The hazardous-substance content limits would not become effective under China RoHS 2 until a specified time following the promulgation of the “Compliance Management Catalogue.”

Further Insights, Including Next Steps:

MIIT released an “Explanation” document along with RoHS 2. Our English reference translation of the Explanation is available here. This document essentially comprises background information on the now lengthy history of RoHS 2 development.

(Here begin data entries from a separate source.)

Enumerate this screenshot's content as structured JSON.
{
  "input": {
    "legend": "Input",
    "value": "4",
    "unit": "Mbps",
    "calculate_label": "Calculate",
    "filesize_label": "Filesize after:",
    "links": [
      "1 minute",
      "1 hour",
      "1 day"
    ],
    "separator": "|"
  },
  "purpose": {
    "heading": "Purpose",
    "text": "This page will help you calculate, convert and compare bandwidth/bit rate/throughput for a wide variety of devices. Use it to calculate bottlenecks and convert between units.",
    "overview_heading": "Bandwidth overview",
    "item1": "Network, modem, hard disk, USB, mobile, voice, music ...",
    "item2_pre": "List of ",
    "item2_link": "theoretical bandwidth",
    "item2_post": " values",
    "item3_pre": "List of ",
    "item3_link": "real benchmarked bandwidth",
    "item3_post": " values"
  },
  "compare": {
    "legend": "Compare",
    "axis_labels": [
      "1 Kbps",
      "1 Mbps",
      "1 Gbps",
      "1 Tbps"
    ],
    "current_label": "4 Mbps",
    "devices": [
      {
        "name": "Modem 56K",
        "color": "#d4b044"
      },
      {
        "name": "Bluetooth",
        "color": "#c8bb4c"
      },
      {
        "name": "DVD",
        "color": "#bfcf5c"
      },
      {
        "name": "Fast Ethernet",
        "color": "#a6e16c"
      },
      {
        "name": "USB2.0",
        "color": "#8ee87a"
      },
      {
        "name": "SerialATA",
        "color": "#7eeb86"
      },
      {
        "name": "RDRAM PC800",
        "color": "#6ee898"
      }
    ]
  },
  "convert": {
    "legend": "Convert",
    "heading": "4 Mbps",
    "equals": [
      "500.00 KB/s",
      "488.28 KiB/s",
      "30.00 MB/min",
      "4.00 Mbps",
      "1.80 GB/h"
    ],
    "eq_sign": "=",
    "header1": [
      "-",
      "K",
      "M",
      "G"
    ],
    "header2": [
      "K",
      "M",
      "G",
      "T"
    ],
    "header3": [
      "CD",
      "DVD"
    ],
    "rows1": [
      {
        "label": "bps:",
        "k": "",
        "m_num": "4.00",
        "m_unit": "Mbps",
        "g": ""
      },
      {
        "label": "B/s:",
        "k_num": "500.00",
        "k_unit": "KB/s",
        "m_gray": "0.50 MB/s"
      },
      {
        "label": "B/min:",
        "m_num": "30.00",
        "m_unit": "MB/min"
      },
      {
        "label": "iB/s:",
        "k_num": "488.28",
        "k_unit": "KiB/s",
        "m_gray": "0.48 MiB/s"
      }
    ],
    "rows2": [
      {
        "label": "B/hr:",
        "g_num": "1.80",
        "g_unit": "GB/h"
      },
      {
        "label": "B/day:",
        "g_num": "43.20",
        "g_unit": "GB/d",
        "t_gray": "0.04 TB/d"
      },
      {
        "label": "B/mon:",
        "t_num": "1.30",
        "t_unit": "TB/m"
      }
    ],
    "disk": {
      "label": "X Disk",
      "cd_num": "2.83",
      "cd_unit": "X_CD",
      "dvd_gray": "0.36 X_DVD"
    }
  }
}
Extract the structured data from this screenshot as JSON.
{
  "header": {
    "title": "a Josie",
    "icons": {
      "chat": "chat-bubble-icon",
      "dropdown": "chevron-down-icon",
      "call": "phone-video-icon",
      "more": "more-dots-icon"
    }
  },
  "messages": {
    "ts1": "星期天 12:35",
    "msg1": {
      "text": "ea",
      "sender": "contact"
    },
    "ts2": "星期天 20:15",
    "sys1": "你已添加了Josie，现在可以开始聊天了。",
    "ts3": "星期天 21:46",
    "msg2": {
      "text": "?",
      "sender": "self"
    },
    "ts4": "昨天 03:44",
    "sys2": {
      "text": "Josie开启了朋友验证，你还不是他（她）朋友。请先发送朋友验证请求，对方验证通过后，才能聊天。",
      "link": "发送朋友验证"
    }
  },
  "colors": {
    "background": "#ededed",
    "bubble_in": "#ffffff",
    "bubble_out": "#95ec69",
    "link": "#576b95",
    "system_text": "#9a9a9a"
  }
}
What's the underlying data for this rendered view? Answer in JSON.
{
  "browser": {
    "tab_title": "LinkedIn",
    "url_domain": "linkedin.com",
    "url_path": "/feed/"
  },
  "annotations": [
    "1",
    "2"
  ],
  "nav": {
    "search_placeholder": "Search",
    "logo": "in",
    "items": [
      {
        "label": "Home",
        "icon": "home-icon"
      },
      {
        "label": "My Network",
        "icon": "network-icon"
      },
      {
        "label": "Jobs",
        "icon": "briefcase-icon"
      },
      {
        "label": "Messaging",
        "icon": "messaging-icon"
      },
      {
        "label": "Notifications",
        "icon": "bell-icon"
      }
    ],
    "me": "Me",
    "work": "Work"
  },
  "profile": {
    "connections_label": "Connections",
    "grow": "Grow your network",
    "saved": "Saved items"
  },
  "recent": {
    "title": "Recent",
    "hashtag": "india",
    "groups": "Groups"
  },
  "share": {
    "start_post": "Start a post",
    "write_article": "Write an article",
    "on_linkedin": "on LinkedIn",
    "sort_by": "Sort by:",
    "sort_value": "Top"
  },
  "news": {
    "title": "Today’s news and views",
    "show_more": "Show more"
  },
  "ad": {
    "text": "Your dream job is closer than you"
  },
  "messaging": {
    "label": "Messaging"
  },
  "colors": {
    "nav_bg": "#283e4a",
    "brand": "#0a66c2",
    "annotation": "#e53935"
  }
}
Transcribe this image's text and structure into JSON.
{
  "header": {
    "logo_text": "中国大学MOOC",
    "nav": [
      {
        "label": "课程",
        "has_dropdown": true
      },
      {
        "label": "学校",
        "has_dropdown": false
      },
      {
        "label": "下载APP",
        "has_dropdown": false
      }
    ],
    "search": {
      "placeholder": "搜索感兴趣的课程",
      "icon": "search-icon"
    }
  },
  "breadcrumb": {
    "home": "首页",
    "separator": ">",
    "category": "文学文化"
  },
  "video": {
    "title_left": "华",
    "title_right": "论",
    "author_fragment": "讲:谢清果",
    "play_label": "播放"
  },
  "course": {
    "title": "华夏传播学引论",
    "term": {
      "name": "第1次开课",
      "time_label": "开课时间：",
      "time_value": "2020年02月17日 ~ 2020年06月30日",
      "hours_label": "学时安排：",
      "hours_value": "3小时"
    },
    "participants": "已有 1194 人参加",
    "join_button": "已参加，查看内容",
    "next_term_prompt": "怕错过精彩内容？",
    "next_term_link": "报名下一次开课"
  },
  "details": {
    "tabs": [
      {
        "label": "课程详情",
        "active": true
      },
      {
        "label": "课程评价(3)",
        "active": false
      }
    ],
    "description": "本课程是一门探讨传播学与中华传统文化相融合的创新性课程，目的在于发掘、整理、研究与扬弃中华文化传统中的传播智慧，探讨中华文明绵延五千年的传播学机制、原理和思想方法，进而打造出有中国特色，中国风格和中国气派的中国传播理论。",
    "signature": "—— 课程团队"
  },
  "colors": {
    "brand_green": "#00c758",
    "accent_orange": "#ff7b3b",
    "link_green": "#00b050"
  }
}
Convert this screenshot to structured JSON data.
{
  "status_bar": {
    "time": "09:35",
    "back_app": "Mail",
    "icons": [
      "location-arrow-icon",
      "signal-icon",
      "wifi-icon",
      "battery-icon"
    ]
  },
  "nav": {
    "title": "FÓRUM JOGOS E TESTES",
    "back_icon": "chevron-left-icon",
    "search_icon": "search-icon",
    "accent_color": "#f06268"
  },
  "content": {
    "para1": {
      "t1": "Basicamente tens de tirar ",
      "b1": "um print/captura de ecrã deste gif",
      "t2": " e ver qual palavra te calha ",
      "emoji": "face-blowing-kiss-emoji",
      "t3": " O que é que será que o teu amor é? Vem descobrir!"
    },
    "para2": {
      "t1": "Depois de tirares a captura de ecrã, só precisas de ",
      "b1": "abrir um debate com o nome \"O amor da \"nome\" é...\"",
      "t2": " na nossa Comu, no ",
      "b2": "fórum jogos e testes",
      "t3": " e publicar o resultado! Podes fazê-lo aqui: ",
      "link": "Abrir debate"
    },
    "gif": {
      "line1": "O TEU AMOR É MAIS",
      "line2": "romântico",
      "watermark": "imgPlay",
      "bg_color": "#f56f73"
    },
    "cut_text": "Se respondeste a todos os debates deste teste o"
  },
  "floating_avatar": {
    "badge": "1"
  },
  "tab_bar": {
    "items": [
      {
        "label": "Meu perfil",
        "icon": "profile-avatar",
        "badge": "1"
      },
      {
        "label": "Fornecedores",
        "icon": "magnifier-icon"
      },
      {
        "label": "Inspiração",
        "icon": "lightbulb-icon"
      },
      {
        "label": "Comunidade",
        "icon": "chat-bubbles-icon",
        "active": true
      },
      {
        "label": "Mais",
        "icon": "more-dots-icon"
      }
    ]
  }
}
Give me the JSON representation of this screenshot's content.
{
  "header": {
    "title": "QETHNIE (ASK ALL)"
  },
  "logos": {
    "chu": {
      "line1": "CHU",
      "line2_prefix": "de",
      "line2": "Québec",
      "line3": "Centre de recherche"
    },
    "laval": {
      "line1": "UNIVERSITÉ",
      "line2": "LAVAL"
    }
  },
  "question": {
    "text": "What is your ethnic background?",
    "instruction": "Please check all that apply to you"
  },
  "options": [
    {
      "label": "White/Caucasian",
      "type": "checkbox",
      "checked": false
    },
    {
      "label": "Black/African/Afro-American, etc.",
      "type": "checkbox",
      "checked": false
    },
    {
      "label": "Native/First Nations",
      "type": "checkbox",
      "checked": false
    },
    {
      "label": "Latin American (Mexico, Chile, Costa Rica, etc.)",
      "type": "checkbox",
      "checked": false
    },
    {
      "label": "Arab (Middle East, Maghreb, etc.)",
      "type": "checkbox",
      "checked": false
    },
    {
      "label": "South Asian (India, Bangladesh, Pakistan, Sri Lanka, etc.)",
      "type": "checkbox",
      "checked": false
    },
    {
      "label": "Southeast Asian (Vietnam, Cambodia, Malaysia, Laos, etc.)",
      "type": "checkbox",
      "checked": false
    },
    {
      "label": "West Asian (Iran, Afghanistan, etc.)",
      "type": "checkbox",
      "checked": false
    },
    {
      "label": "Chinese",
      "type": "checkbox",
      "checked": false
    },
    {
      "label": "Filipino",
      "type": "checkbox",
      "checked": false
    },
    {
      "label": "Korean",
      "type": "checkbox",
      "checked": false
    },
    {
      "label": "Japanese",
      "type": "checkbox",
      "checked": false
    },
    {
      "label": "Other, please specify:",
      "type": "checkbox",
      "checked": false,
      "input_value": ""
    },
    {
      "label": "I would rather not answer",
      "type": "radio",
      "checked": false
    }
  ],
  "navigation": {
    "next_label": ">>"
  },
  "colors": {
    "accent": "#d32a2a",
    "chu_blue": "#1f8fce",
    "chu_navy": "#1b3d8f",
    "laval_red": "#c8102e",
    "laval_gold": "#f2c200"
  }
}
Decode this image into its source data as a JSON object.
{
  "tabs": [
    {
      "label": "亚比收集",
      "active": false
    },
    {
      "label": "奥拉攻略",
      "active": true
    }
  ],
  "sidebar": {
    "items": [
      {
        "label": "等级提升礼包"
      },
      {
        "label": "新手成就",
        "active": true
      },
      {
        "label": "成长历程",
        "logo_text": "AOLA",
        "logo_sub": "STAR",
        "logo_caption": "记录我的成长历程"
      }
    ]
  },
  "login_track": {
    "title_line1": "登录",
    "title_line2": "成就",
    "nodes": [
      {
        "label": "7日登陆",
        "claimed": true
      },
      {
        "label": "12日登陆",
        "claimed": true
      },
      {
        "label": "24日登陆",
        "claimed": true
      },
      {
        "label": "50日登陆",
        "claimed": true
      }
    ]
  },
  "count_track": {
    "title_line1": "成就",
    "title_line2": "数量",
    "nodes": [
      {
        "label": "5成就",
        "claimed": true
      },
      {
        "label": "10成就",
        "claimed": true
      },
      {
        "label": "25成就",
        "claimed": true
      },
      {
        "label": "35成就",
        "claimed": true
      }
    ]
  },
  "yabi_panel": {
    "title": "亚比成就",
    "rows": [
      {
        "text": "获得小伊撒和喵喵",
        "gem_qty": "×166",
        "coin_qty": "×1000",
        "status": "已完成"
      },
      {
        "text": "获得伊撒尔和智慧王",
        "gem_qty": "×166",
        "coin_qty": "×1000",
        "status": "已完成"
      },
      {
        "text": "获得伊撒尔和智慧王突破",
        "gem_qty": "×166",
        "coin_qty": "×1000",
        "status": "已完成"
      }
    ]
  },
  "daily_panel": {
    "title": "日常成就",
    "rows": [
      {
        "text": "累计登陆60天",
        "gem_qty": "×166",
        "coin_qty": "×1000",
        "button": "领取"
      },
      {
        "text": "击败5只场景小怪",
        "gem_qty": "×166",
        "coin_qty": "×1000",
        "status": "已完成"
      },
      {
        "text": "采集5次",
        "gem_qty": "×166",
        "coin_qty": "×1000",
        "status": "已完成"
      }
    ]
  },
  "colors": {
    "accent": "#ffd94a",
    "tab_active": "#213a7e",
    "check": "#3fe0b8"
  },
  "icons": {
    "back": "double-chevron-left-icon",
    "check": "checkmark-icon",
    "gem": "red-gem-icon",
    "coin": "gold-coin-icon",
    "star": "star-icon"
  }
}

Key points to take away from this document include:

  • The RoHS 2 development process was extremely lengthy and involved significant stakeholder outreach and inter- and intra-agency bureaucracy.

  • Reasons for developing RoHS 2 included the determination that RoHS 1 covered too small a universe of electrical and electronic products, leading some companies to adopt two sets of standards for their production.

  • Full implementation of the compulsory certification program in RoHS 1 would adversely affect product innovation and industrial development.

  • EU and other jurisdiction RoHS practices and policies clearly influenced development of RoHS 2.

  • MIIT will be issuing Frequently Asked Question (“FAQ” or “Q&A”) documents to facilitate industry understanding and compliance with RoHS 2. (We should also expect work on other RoHS 2 implementation aspects, including the first batch of the Compliance Management Catalogue and the associated Conformity Certification System regulatory measures, to proceed in earnest.)

© 2022 Foley & Lardner LLPNational Law Review, Volume VI, Number 29

About this Author

Richard J. Ferris, International Attorney, Foley Lardner Law Firm

Tad Ferris is a partner and business lawyer with Foley & Lardner LLP. Mr. Ferris’ practice focuses on international and Chinese legal issues. He manages legal issues involving institutional and company trade, sustainability, environment, health care, safety, privacy, energy and government issues in China, Japan, and other jurisdictions. In the health care sector in China, for instance, Mr. Ferris has advised on projects involving labor force communicable disease testing regulatory compliance, medical record controls, institutional licensing requirements, and...